See above, in red.I am trying to learn about these nouns but I don't know what they're called.
When someone is looking for something what is the noun used for that? Is it look-out or look-in? I am on the (.....) for the answer? What goes in the gap?
The word that goes in the gap is "lookout" - no hyphen. "To be on the lookout for something" means to be alert for, to keep an eye out for. The noun "lookout" is of course a place where people used to stand to "look out" for invaders. The action is "to look out" but the people and the places became known as "lookouts".
I am trying to think of verbs that go with prepositions to form nouns but online dictionaries aren't helping me because I don't know the proper way to search for them. Do these nouns have a certain name?
In the case of "lookout", although the word came from the phrasal verb "to look out", I wouldn't say that the word "lookout" is exactly "a verb that goes with a preposition".
Is there a noun than can be formed from (study+preposition)?
I don't really understand this question. Do you want to make a word which starts with "study" and ends with a word that happens to be a preposition when used on its own, but the two together make another word?
I know what output means, but when I say input, does it mean it's something I am putting in something else? Like "my input to the lecture was valuable"? Am I getting it right?
Your input in a lecture is your contribution. If you sat through a lecture, didn't ask any questions and didn't say a word, you gave no input at all.
+One more question that's been puzzling me but it's not about that,
when I want to say my apartment is near a garden, do I say it looks down a garden, or it looks over a garden?
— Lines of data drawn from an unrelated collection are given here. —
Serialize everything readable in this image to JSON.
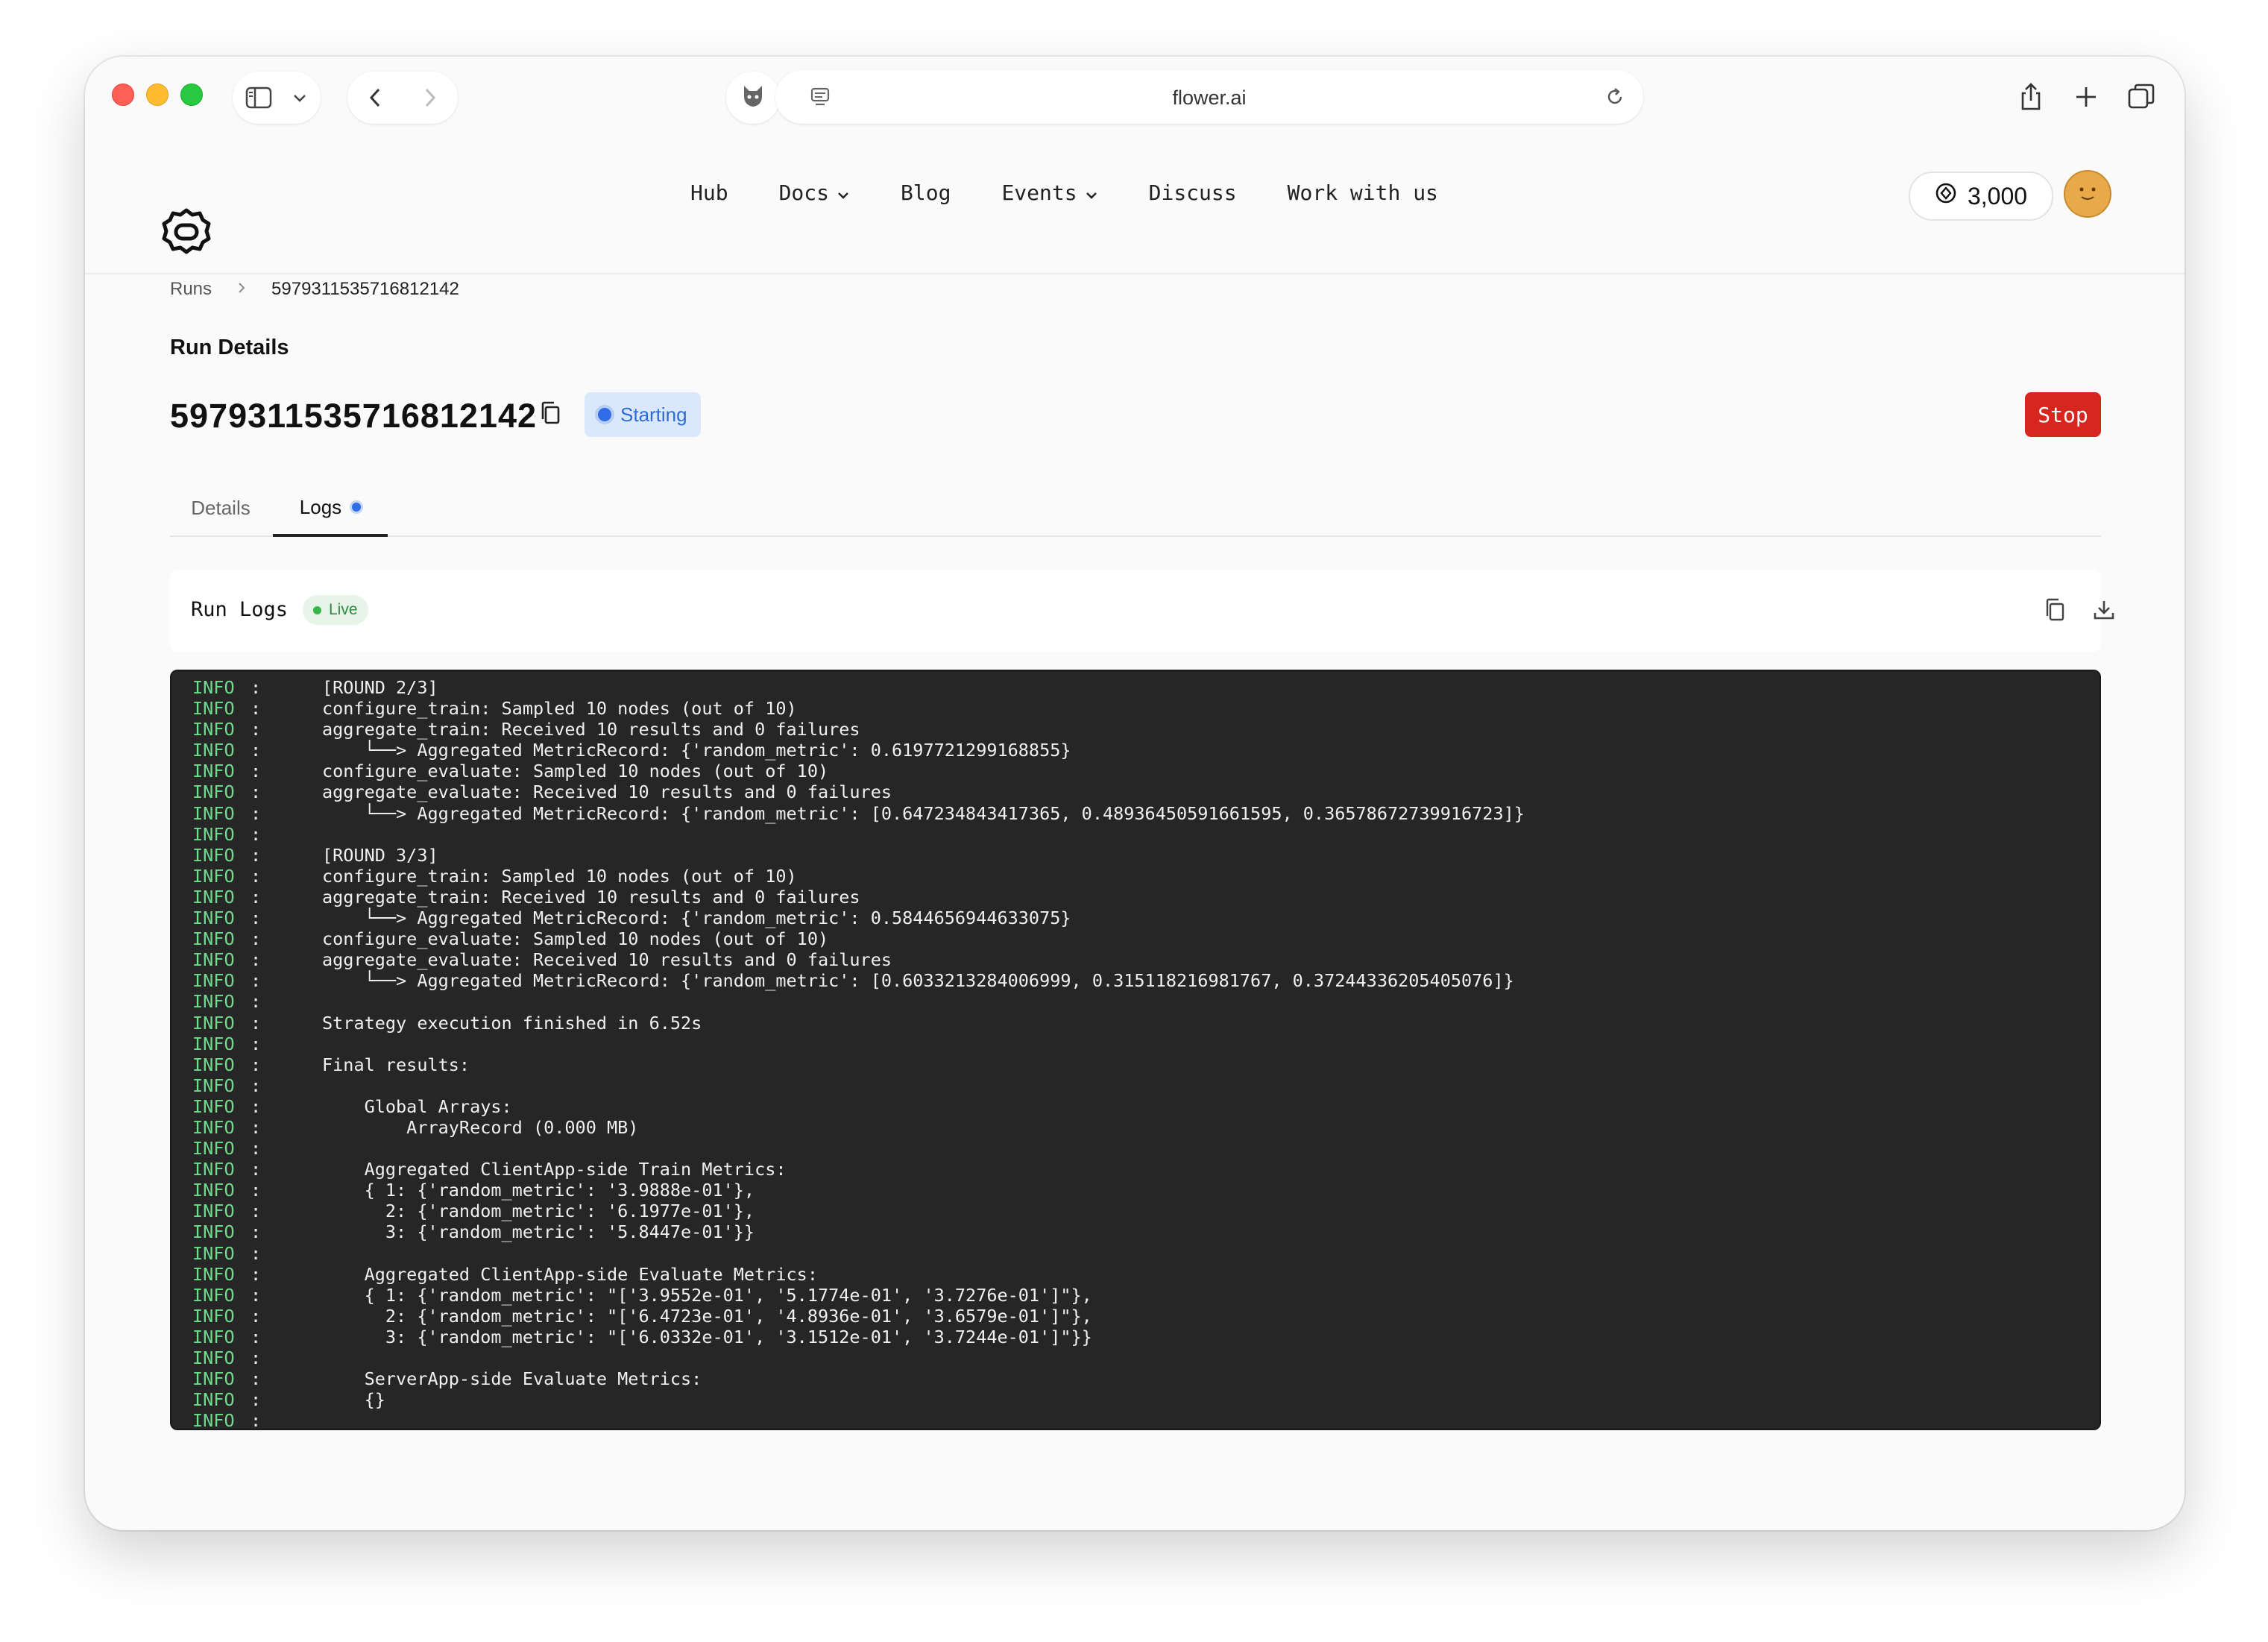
{
  "browser": {
    "url": "flower.ai"
  },
  "nav": {
    "items": [
      {
        "label": "Hub",
        "dropdown": false
      },
      {
        "label": "Docs",
        "dropdown": true
      },
      {
        "label": "Blog",
        "dropdown": false
      },
      {
        "label": "Events",
        "dropdown": true
      },
      {
        "label": "Discuss",
        "dropdown": false
      },
      {
        "label": "Work with us",
        "dropdown": false
      }
    ],
    "credits": "3,000"
  },
  "breadcrumb": {
    "root": "Runs",
    "current": "5979311535716812142"
  },
  "page": {
    "section_label": "Run Details",
    "run_id": "5979311535716812142",
    "status": "Starting",
    "stop_label": "Stop"
  },
  "tabs": [
    {
      "label": "Details",
      "active": false
    },
    {
      "label": "Logs",
      "active": true
    }
  ],
  "logs": {
    "title": "Run Logs",
    "live_label": "Live",
    "lines": [
      {
        "level": "INFO",
        "message": "[ROUND 2/3]"
      },
      {
        "level": "INFO",
        "message": "configure_train: Sampled 10 nodes (out of 10)"
      },
      {
        "level": "INFO",
        "message": "aggregate_train: Received 10 results and 0 failures"
      },
      {
        "level": "INFO",
        "message": "    └──> Aggregated MetricRecord: {'random_metric': 0.6197721299168855}"
      },
      {
        "level": "INFO",
        "message": "configure_evaluate: Sampled 10 nodes (out of 10)"
      },
      {
        "level": "INFO",
        "message": "aggregate_evaluate: Received 10 results and 0 failures"
      },
      {
        "level": "INFO",
        "message": "    └──> Aggregated MetricRecord: {'random_metric': [0.647234843417365, 0.48936450591661595, 0.36578672739916723]}"
      },
      {
        "level": "INFO",
        "message": ""
      },
      {
        "level": "INFO",
        "message": "[ROUND 3/3]"
      },
      {
        "level": "INFO",
        "message": "configure_train: Sampled 10 nodes (out of 10)"
      },
      {
        "level": "INFO",
        "message": "aggregate_train: Received 10 results and 0 failures"
      },
      {
        "level": "INFO",
        "message": "    └──> Aggregated MetricRecord: {'random_metric': 0.5844656944633075}"
      },
      {
        "level": "INFO",
        "message": "configure_evaluate: Sampled 10 nodes (out of 10)"
      },
      {
        "level": "INFO",
        "message": "aggregate_evaluate: Received 10 results and 0 failures"
      },
      {
        "level": "INFO",
        "message": "    └──> Aggregated MetricRecord: {'random_metric': [0.6033213284006999, 0.315118216981767, 0.37244336205405076]}"
      },
      {
        "level": "INFO",
        "message": ""
      },
      {
        "level": "INFO",
        "message": "Strategy execution finished in 6.52s"
      },
      {
        "level": "INFO",
        "message": ""
      },
      {
        "level": "INFO",
        "message": "Final results:"
      },
      {
        "level": "INFO",
        "message": ""
      },
      {
        "level": "INFO",
        "message": "    Global Arrays:"
      },
      {
        "level": "INFO",
        "message": "        ArrayRecord (0.000 MB)"
      },
      {
        "level": "INFO",
        "message": ""
      },
      {
        "level": "INFO",
        "message": "    Aggregated ClientApp-side Train Metrics:"
      },
      {
        "level": "INFO",
        "message": "    { 1: {'random_metric': '3.9888e-01'},"
      },
      {
        "level": "INFO",
        "message": "      2: {'random_metric': '6.1977e-01'},"
      },
      {
        "level": "INFO",
        "message": "      3: {'random_metric': '5.8447e-01'}}"
      },
      {
        "level": "INFO",
        "message": ""
      },
      {
        "level": "INFO",
        "message": "    Aggregated ClientApp-side Evaluate Metrics:"
      },
      {
        "level": "INFO",
        "message": "    { 1: {'random_metric': \"['3.9552e-01', '5.1774e-01', '3.7276e-01']\"},"
      },
      {
        "level": "INFO",
        "message": "      2: {'random_metric': \"['6.4723e-01', '4.8936e-01', '3.6579e-01']\"},"
      },
      {
        "level": "INFO",
        "message": "      3: {'random_metric': \"['6.0332e-01', '3.1512e-01', '3.7244e-01']\"}}"
      },
      {
        "level": "INFO",
        "message": ""
      },
      {
        "level": "INFO",
        "message": "    ServerApp-side Evaluate Metrics:"
      },
      {
        "level": "INFO",
        "message": "    {}"
      },
      {
        "level": "INFO",
        "message": ""
      }
    ]
  },
  "colors": {
    "stop": "#d7261e",
    "status_bg": "#dbe8fb",
    "status_text": "#2d6bd6",
    "live_bg": "#e6f5e8",
    "log_level": "#6fdc8c",
    "console_bg": "#262626"
  }
}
This is not connected to the rest of your post. Please start a new thread for this question. It gets far too confusing to have unconnected questions in one thread.
Student or Learner